Pictured above: Smallfruit beggarticks (Bidens mitis) by Grace Howell. Click on terms for botanical definitions. View post as a PDF.
Smallfruit beggarticks (Bidens mitis) is an annual herbaceous wildflower. Its conspicuous blooms consist of eight bright yellow ray florets surrounding many yellow disk florets. Leaves are oppositely arranged and variable in shape, but are usually lanceolate. Margins may be toothed or lobed. Stems are thin, branched and weak, often bending under the weight of the flower. Fruits are achenes. Seeds are small and dark with many fine hairs, allowing them to stick to clothing, fur or feathers to be carried to a new area.

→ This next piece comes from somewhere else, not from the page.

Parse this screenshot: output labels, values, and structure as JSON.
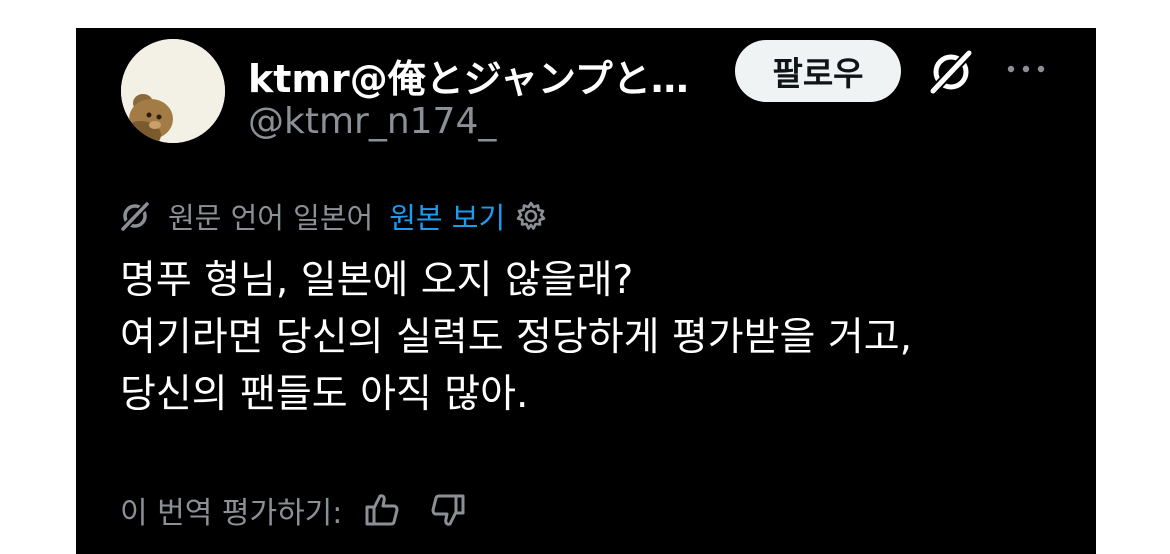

Smallfruit beggarticks typically blooms late spring through late fall, but can bloom year-round. It occurs in wet prairies and along fresh and brackish marsh edges. The flowers attract many bees and butterflies and are an important source of nectar.
Family: Asteraceae (Aster, daisy or composite family)
Native range: Nearly throughout Florida, except extreme southern counties
To see where natural populations of smallfruit beggarticks have been vouchered, visit florida.plantatlas.usf.edu/.
Hardiness: Zone 8A–10
Soil: Moist to wet
Exposure: Full sun to partial shade
Growth habit: 2–2½’ tall
Garden tips: Smallfruit beggarticks are best suited for wetland restoration projects.
Plants are occasionally available from nurseries that specialize in Florida native plants. Visit www.plantrealflorida.org to find a nursery in your area. Seeds are often available from the Florida Wildflower Seed Cooperative.
For more information on other Bidens species, see these resources: